To answer this question, scientists use what is known as a biosignature. A biosignature is a sign of life, detectable from another planet. Gasses like oxygen (O2), methane (CH4), and nitrous oxide (N2O) are biosignatures on Earth, and could be detected from outer space. These signatures are observed by powerful telescopes measuring the light reflected off a planet. The light reflected, emitted, or scattered by the planet gives evidence of specific elements and compounds present there. The Earth is the only known planet to harbor life, and we showcase many biosignatures detectable from space. This is highlighted in a paper by Dr. Edward W. Schwieterman which focuses on surface and temporal biosignatures and the advancements made in verifying distant biosignatures.
The paper explains that surface and temporal biosignatures are those that appear on the surface of the planet or those that showcase activity over time. These can be interpreted as signs of life. From such large distances, not all compounds or features of a planet are visible. For this reason, biosignatures are just as important as the development of new technologies.

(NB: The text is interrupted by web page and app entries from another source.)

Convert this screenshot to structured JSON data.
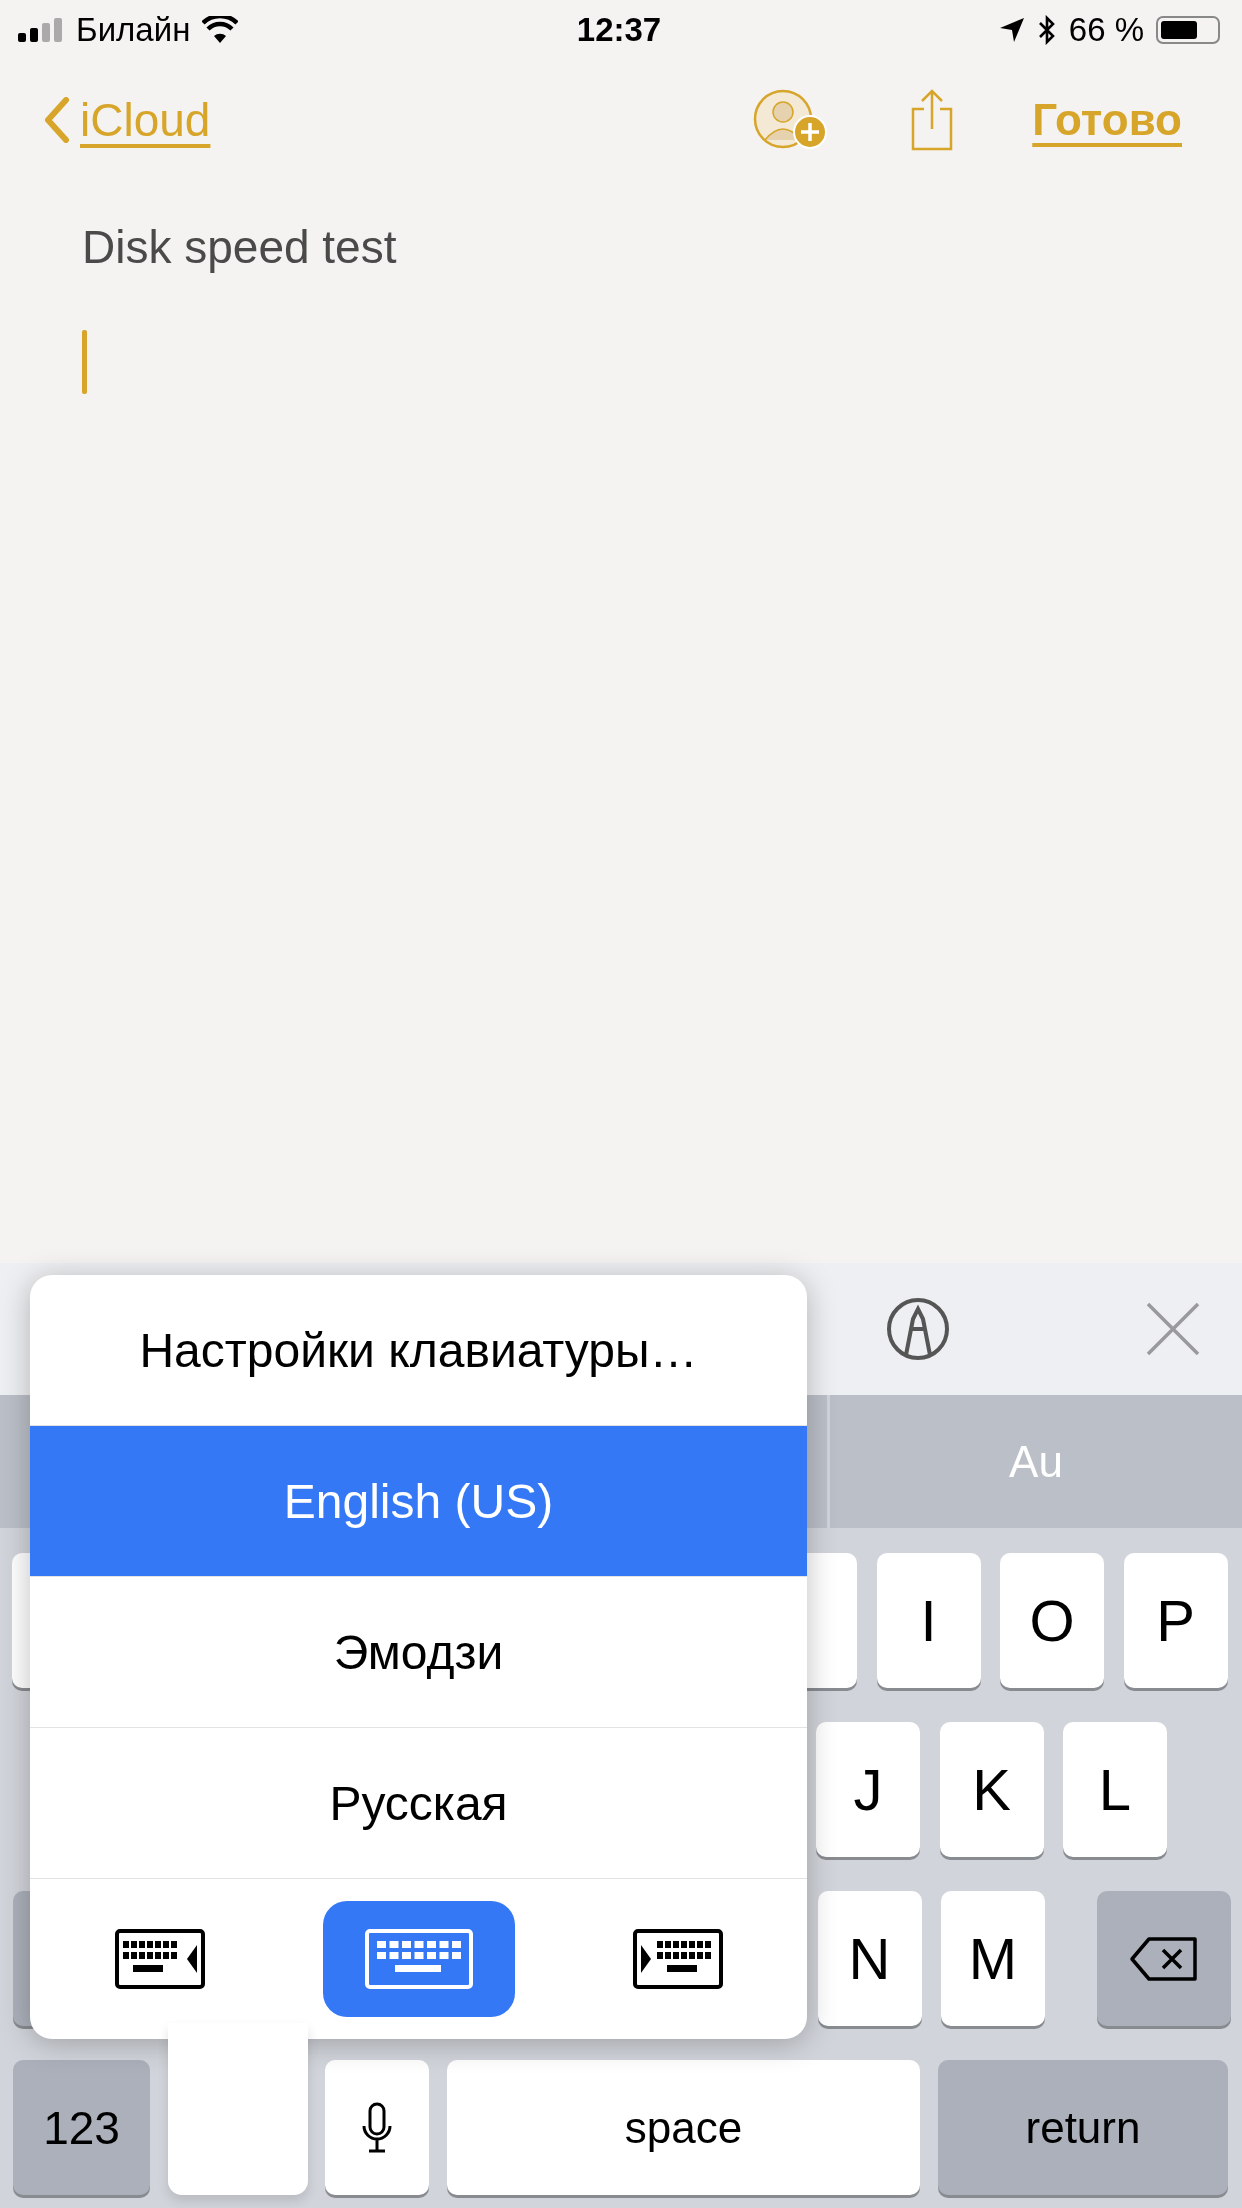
{
  "status_bar": {
    "carrier": "Билайн",
    "time": "12:37",
    "battery_percent": "66 %"
  },
  "nav": {
    "back": "iCloud",
    "done": "Готово"
  },
  "note": {
    "title": "Disk speed test"
  },
  "suggestions": [
    "Au"
  ],
  "keyboard_rows": [
    [
      {
        "kind": "covered"
      },
      {
        "kind": "covered"
      },
      {
        "kind": "letter",
        "label": "I"
      },
      {
        "kind": "letter",
        "label": "O"
      },
      {
        "kind": "letter",
        "label": "P"
      }
    ],
    [
      {
        "kind": "letter",
        "label": "J"
      },
      {
        "kind": "letter",
        "label": "K"
      },
      {
        "kind": "letter",
        "label": "L"
      }
    ],
    [
      {
        "kind": "covered-shift"
      },
      {
        "kind": "letter",
        "label": "N"
      },
      {
        "kind": "letter",
        "label": "M"
      },
      {
        "kind": "backspace"
      }
    ],
    [
      {
        "kind": "mode",
        "label": "123"
      },
      {
        "kind": "mic"
      },
      {
        "kind": "space",
        "label": "space"
      },
      {
        "kind": "return",
        "label": "return"
      }
    ]
  ],
  "popup": {
    "settings": "Настройки клавиатуры…",
    "options": [
      {
        "label": "English (US)",
        "selected": true
      },
      {
        "label": "Эмодзи",
        "selected": false
      },
      {
        "label": "Русская",
        "selected": false
      }
    ],
    "layouts": [
      {
        "kind": "left",
        "selected": false
      },
      {
        "kind": "full",
        "selected": true
      },
      {
        "kind": "right",
        "selected": false
      }
    ]
  }
}
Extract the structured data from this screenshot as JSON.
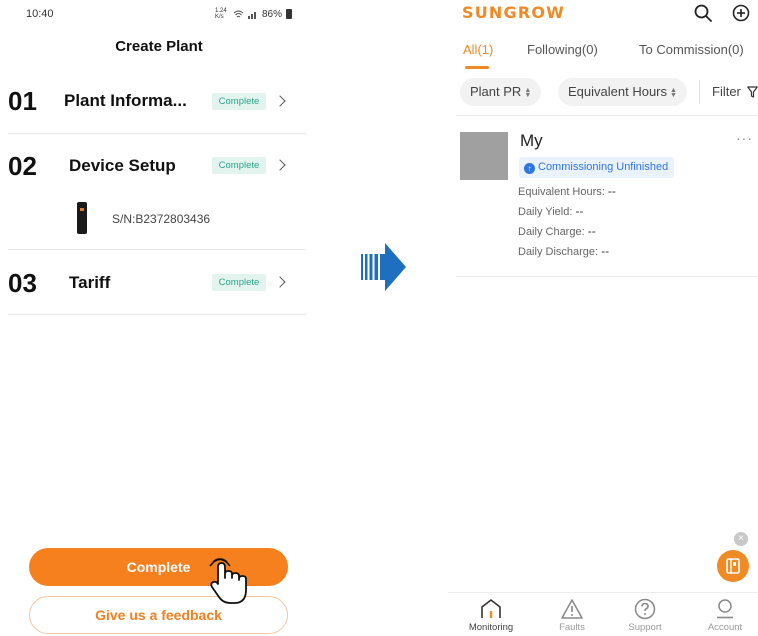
{
  "left_screen": {
    "status_bar": {
      "time": "10:40",
      "speed": "1.24 K/s",
      "battery": "86%"
    },
    "title": "Create Plant",
    "steps": [
      {
        "number": "01",
        "title": "Plant Informa...",
        "status": "Complete"
      },
      {
        "number": "02",
        "title": "Device Setup",
        "status": "Complete"
      },
      {
        "number": "03",
        "title": "Tariff",
        "status": "Complete"
      }
    ],
    "device": {
      "serial": "S/N:B2372803436"
    },
    "buttons": {
      "complete": "Complete",
      "feedback": "Give us a feedback"
    }
  },
  "right_screen": {
    "brand": "SUNGROW",
    "tabs": [
      {
        "label": "All(1)",
        "active": true
      },
      {
        "label": "Following(0)",
        "active": false
      },
      {
        "label": "To Commission(0)",
        "active": false
      }
    ],
    "filters": {
      "sort_1": "Plant PR",
      "sort_2": "Equivalent Hours",
      "filter": "Filter"
    },
    "plant": {
      "name": "My",
      "status": "Commissioning Unfinished",
      "metrics": [
        {
          "label": "Equivalent Hours:",
          "value": "--"
        },
        {
          "label": "Daily Yield:",
          "value": "--"
        },
        {
          "label": "Daily Charge:",
          "value": "--"
        },
        {
          "label": "Daily Discharge:",
          "value": "--"
        }
      ]
    },
    "bottom_nav": [
      {
        "label": "Monitoring",
        "icon": "home-icon",
        "active": true
      },
      {
        "label": "Faults",
        "icon": "warning-icon",
        "active": false
      },
      {
        "label": "Support",
        "icon": "help-icon",
        "active": false
      },
      {
        "label": "Account",
        "icon": "user-icon",
        "active": false
      }
    ]
  },
  "colors": {
    "accent": "#f08a24",
    "complete_badge_text": "#2aa78a",
    "status_blue": "#2e76e0",
    "arrow_blue": "#1f6fc0"
  }
}
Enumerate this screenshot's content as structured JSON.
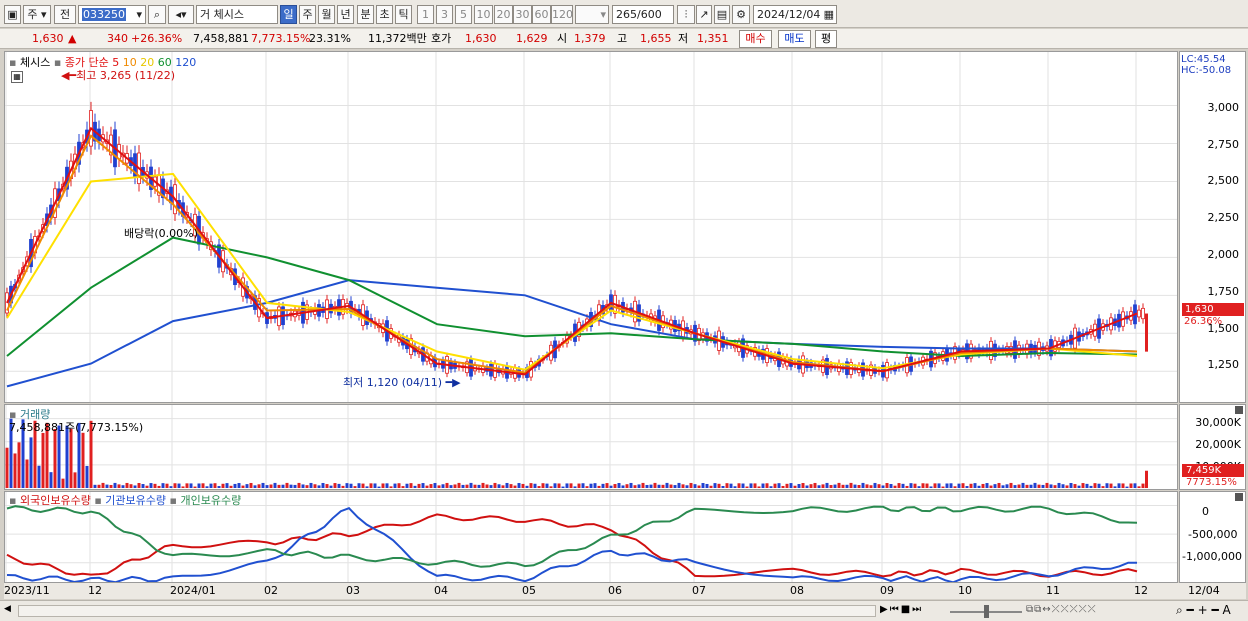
{
  "toolbar": {
    "market": "주",
    "prev": "전",
    "code": "033250",
    "name_prefix": "거",
    "name": "체시스",
    "periods": [
      "일",
      "주",
      "월",
      "년",
      "분",
      "초",
      "틱"
    ],
    "selected_period": "일",
    "intervals": [
      "1",
      "3",
      "5",
      "10",
      "20",
      "30",
      "60",
      "120"
    ],
    "count": "265",
    "count_max": "/600",
    "date": "2024/12/04"
  },
  "quote": {
    "price": "1,630",
    "change_arrow": "▲",
    "change": "340",
    "change_pct": "+26.36%",
    "volume": "7,458,881",
    "volume_ratio": "7,773.15%",
    "turnover": "23.31%",
    "amount": "11,372백만",
    "bid_label": "호가",
    "ask": "1,630",
    "bid": "1,629",
    "open_label": "시",
    "open": "1,379",
    "high_label": "고",
    "high": "1,655",
    "low_label": "저",
    "low": "1,351",
    "buy_button": "매수",
    "sell_button": "매도",
    "eval_button": "평"
  },
  "price_pane": {
    "stock_label": "체시스",
    "ma_title": "종가 단순",
    "ma_periods": [
      "5",
      "10",
      "20",
      "60",
      "120"
    ],
    "ma_colors": [
      "#e01010",
      "#f08a00",
      "#ffe000",
      "#109030",
      "#2050d0"
    ],
    "lc": "LC:45.54",
    "hc": "HC:-50.08",
    "high_marker": "최고 3,265 (11/22)",
    "low_marker": "최저 1,120 (04/11)",
    "dividend": "배당락(0.00%)",
    "last_price": "1,630",
    "last_change": "26.36%",
    "y_ticks": [
      "3,000",
      "2,750",
      "2,500",
      "2,250",
      "2,000",
      "1,750",
      "1,500",
      "1,250"
    ]
  },
  "volume_pane": {
    "title": "거래량",
    "value": "7,458,881주(7,773.15%)",
    "y_ticks": [
      "30,000K",
      "20,000K",
      "10,000K"
    ],
    "last_value": "7,459K",
    "last_ratio": "7773.15%"
  },
  "holding_pane": {
    "series": [
      "외국인보유수량",
      "기관보유수량",
      "개인보유수량"
    ],
    "series_colors": [
      "#d01010",
      "#2050d0",
      "#2a8a50"
    ],
    "y_ticks": [
      "0",
      "-500,000",
      "-1,000,000"
    ]
  },
  "x_axis": {
    "labels": [
      "2023/11",
      "12",
      "2024/01",
      "02",
      "03",
      "04",
      "05",
      "06",
      "07",
      "08",
      "09",
      "10",
      "11",
      "12"
    ],
    "end_label": "12/04"
  },
  "chart_data": {
    "type": "line",
    "title": "체시스",
    "x": [
      "2023/11",
      "12",
      "2024/01",
      "02",
      "03",
      "04",
      "05",
      "06",
      "07",
      "08",
      "09",
      "10",
      "11",
      "12"
    ],
    "series": [
      {
        "name": "5",
        "values": [
          1700,
          2850,
          2400,
          1600,
          1680,
          1300,
          1230,
          1700,
          1500,
          1300,
          1250,
          1380,
          1400,
          1630
        ]
      },
      {
        "name": "10",
        "values": [
          1650,
          2800,
          2350,
          1650,
          1660,
          1330,
          1240,
          1680,
          1500,
          1310,
          1250,
          1370,
          1400,
          1380
        ]
      },
      {
        "name": "20",
        "values": [
          1600,
          2500,
          2550,
          1700,
          1640,
          1380,
          1260,
          1650,
          1500,
          1330,
          1270,
          1360,
          1400,
          1350
        ]
      },
      {
        "name": "60",
        "values": [
          1350,
          1800,
          2130,
          2000,
          1850,
          1560,
          1480,
          1500,
          1460,
          1430,
          1380,
          1350,
          1370,
          1360
        ]
      },
      {
        "name": "120",
        "values": [
          1150,
          1300,
          1580,
          1700,
          1850,
          1800,
          1750,
          1560,
          1460,
          1430,
          1410,
          1400,
          1400,
          1380
        ]
      }
    ],
    "ylim": [
      1100,
      3300
    ],
    "volume": {
      "ylim": [
        0,
        35000
      ],
      "unit": "K"
    },
    "holdings": {
      "ylim": [
        -1300000,
        200000
      ]
    }
  }
}
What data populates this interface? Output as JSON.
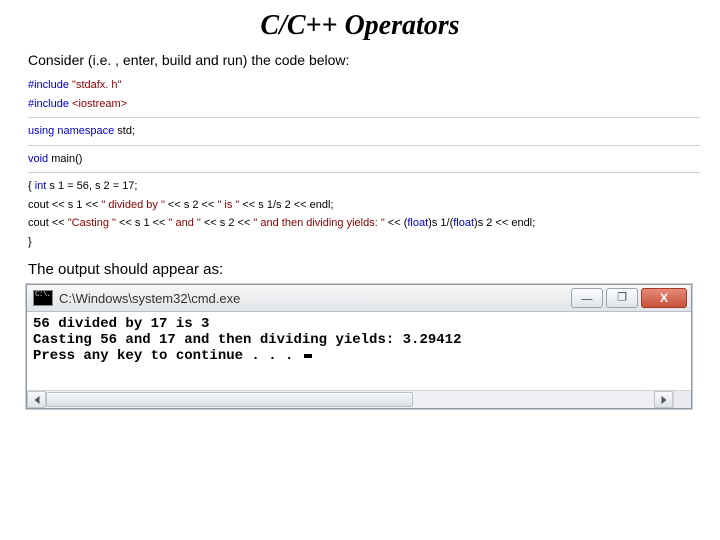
{
  "title": "C/C++  Operators",
  "intro_prefix": "Consider (i.e",
  "intro_rest": ". , enter, build and run) the code below:",
  "code": {
    "inc1_pre": "#include ",
    "inc1_str": "\"stdafx. h\"",
    "inc2_pre": "#include ",
    "inc2_ang": "<iostream>",
    "using_kw": "using ",
    "using_ns": "namespace ",
    "using_name": "std;",
    "void_kw": "void ",
    "main_decl": "main()",
    "body_open": "{  ",
    "int_kw": "int ",
    "decl_rest": "s 1 = 56, s 2 = 17;",
    "indent": "   ",
    "cout1_a": "cout << s 1 << ",
    "str_divby": "\" divided by \"",
    "cout1_b": " << s 2 << ",
    "str_is": "\" is \"",
    "cout1_c": " << s 1/s 2 << endl;",
    "cout2_a": "cout << ",
    "str_casting": "\"Casting \"",
    "cout2_b": " << s 1 << ",
    "str_and": "\" and \"",
    "cout2_c": " << s 2 << ",
    "str_then": "\" and then dividing yields: \"",
    "cout2_d": " << (",
    "float_kw1": "float",
    "cout2_e": ")s 1/(",
    "float_kw2": "float",
    "cout2_f": ")s 2 << endl;",
    "body_close": "}"
  },
  "output_label": "The output should appear as:",
  "console": {
    "icon_text": "C:\\.",
    "title": "C:\\Windows\\system32\\cmd.exe",
    "min_glyph": "—",
    "max_glyph": "❐",
    "close_glyph": "X",
    "line1": "56 divided by 17 is 3",
    "line2": "Casting 56 and 17 and then dividing yields: 3.29412",
    "line3": "Press any key to continue . . . "
  }
}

Surface biosignatures may show evidence of life living on the crust of the planet, like animals and plants. For example, detecting photosynthesis on a planet is one type of surface biosignature. Temporal biosignatures look slightly different, and rely on changes over time in the geology, atmosphere, or composition of the planet.
The biosignature associated with Photosystem I and II is known as the Vegetative Red Edge (VRE). It’s a useful starting point for searching for similar phenomena on other planets. Biology is seemingly universal but scientists like Dr. Schwieterman offer a reminder that we may not know exactly what other life will look like. It might utilize the same biology and chemistry, or it might not. It is possible that a planet’s vegetation seeks to utilize the most efficient energy wavelength available, this would be reason to search for vegetation edges at varying wavelengths. For this purpose, alternative reflectance signatures are also considered. It’s also possible that mineral semiconductors or combinations of minerals, dust, or liquids may offer ‘false positive’ biosignature detections. Thus, planets with multiple lines of biosignature evidence are most useful in detecting possible signs of life.
Temporal signatures of life are another biosignature discussed by Dr. Schwieterman in his paper. Temporal signatures showcase fluxes over time on a planet. An example on Earth would be the seasonal variation in atmospheric CO2 concentration. Over the course of a year, the CO2 in the atmosphere changes. As plant life thrives in the summer and consumes CO2 , concentrations drop. Conversely, most plants are dormant in the late winter, and CO2 builds up in the atmosphere. This flux is detectable from space and similar fluxes in time may help indicate an ongoing biological source.
Fluxes in other observed characteristics over time may also be evidence of biological activity. Variations in water vapor content, the amount of sunlight received, or other parameters that follow along with seasonal changes may cooperate with evidence of the VRE and indicate biological activity.
With all the possibilities considered, the ability to refute false positives and false negatives is important. Scientists searching for extraterrestrial life prefer multiple lines of evidence indicating a biotic source. Even though surface and temporal biosignatures are less reliable than gaseous biosignatures, the technology to detect them continues to be developed and improved. Dr. Schwieterman concludes making surface and temporal biosignatures are important tools in confirming life on other planets.